    Purpose To determine the diffusion of riboflavin from intrastromal channels through the effective diffusion coefficients compared with traditional axial diffusion with epithelium on or off. Setting Advanced Optical Imaging Laboratory, University College Dublin, and Wellington Eye Clinic, Sandyford, Dublin, Ireland. Design Experimental study. Methods The rate of diffusion in whole-mounted porcine eyes was monitored for a 30 minutes using an optical setup with a charge-coupled device camera and a bandpass filter (central wavelength 550 nm and 40 nm bandpass) to image the fluorescence under ultraviolet illumination (365 nm wavelength). For comparison, an isotropic corneal stroma with an annular channel was modeled numerically for different diffusion constants and boundary conditions. Results Numerical and experimental results were compared, allowing determination of the effective diffusion coefficient for each case. Experimental results for 6 different riboflavin solutions were in all cases found to be higher than for the common crosslinking (CXL) riboflavin protocol, where the diffusion constant is D0 = 6.5 × 10-5 mm2/sec. For the intrastromal channel, 2 isotonic solutions containing riboflavin 0.1% correlated with a diffusion constant of 5D0 = 32.5 × 10-5 mm2/sec. Hypotonic solutions and transepithelium had a higher diffusion coefficient approaching 10D0 = 65.0 × 10-5 mm2/sec, which is an order-of-magnitude increase compared with the typical diffusion coefficient found in standard CXL. Conclusions In this study, riboflavin had a faster stromal diffusion when injected into a corneal channel than when applied as drops to the anterior corneal surface. Further numerical modeling might allow optimization of the channel structure for any specific choice of riboflavin.
      15Scopus© Citations 4
  • Publication
    Defocus-corrected analysis of the foveal Stiles-Crawford effect of the first kind across the visible spectrum

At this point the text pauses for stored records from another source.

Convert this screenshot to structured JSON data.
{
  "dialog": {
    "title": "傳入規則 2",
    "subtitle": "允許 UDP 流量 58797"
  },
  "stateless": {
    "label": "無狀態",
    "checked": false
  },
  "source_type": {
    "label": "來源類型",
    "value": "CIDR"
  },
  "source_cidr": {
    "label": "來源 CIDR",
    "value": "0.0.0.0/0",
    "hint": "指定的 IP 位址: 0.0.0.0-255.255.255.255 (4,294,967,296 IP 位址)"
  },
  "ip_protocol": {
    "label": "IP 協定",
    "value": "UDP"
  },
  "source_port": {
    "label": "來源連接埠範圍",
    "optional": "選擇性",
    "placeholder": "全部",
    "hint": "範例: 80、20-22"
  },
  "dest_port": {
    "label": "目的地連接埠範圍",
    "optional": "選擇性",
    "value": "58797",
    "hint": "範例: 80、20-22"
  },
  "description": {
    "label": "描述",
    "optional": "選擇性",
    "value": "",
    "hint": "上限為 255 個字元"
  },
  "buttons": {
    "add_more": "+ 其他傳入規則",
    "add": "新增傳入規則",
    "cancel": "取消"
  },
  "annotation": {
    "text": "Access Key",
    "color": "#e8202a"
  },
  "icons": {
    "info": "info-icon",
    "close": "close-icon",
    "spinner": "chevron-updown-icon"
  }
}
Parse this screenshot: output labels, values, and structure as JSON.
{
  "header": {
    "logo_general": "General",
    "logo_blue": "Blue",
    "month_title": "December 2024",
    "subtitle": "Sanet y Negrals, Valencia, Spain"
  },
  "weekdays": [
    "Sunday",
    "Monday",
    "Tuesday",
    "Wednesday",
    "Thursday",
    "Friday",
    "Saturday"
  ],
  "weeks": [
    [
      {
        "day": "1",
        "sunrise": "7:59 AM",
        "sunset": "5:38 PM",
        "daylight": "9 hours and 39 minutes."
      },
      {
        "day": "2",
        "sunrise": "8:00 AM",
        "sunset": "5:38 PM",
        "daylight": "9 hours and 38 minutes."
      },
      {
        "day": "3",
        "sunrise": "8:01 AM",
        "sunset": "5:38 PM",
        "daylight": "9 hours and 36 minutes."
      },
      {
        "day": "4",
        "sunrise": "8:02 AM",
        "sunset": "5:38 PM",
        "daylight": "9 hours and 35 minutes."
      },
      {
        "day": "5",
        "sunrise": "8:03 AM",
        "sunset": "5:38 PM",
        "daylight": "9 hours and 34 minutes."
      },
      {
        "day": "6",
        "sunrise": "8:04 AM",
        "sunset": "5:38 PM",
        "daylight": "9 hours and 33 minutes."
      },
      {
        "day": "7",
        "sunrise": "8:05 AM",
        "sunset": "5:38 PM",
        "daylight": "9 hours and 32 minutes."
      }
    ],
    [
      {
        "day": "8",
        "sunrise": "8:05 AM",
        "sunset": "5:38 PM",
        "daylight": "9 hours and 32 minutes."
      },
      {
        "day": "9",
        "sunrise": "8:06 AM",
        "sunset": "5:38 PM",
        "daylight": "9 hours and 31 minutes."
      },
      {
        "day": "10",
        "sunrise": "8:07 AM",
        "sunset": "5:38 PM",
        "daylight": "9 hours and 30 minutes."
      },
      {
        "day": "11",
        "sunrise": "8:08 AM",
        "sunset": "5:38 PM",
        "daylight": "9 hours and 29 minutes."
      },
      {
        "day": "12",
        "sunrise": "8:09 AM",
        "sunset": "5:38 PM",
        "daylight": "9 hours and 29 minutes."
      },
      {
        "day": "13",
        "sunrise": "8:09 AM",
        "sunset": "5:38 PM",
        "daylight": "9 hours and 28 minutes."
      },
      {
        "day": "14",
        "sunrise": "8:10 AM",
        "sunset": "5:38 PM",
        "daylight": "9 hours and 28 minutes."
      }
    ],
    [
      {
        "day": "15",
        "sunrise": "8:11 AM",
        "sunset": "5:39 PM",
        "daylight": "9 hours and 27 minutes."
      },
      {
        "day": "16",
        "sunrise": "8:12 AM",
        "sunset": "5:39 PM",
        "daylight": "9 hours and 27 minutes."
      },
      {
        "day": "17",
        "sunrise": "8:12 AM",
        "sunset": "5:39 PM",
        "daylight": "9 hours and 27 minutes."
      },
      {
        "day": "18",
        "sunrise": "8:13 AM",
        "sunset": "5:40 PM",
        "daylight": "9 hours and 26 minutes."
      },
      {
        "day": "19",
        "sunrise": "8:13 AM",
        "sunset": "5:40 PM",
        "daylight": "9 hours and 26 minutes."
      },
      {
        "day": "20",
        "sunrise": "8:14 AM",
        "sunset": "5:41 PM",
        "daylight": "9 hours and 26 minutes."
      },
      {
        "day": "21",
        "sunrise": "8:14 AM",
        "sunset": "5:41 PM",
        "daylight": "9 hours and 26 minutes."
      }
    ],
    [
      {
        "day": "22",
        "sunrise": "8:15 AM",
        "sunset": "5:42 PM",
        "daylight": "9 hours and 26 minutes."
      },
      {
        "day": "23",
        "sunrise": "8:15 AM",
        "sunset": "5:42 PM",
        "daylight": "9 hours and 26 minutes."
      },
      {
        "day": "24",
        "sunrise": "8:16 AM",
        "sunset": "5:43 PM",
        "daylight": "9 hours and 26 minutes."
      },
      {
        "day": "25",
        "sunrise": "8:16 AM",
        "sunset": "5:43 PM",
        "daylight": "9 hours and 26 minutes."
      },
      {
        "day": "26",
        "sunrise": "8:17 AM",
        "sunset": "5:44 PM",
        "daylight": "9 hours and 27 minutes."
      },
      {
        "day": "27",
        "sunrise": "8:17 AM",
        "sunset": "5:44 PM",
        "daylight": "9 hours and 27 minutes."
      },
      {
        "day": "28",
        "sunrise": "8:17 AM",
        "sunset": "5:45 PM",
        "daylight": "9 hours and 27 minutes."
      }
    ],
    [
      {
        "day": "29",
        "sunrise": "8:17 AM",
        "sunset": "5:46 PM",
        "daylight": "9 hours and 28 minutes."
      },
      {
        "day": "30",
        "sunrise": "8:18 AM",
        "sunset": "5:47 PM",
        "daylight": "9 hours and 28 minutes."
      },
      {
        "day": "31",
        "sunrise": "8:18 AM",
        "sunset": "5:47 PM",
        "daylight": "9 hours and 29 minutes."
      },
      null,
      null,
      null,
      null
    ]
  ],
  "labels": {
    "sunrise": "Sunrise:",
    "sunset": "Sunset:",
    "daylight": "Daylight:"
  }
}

    (IOP Publishing, 2013-10-18) ;
    The Stiles-Crawford effect of the first kind describes a gradually diminished visibility of light that enters the eye towards the pupil rim. Although of retinal origin, it is commonly described by a Gaussian pupil apodization whose width is determined by a directionality parameter that depends on retinal eccentricity, wavelength and spatial coherence of the light. As the measurements are done psychophysically they are prone to subjective variations and difficult to obtain across the visible spectrum. In this work, requirements for accurate refractive correction when determining the directionality parameter at any given wavelength are discussed and we show that a current-controlled tunable liquid-polymer lens provides a convenient means to accomplish this without requiring mechanical readjustments. This may be the most convenient way to combat defocus across the visible spectrum in the analysis of the Stiles-Crawford effect as demonstrated through experiments and with a detailed Zemax eye-and-system analysis. The results obtained are discussed in relation to myopia and a reduced directionality for highly myopic eyes. © 2013 IOP Publishing Ltd.
      16Scopus© Citations 8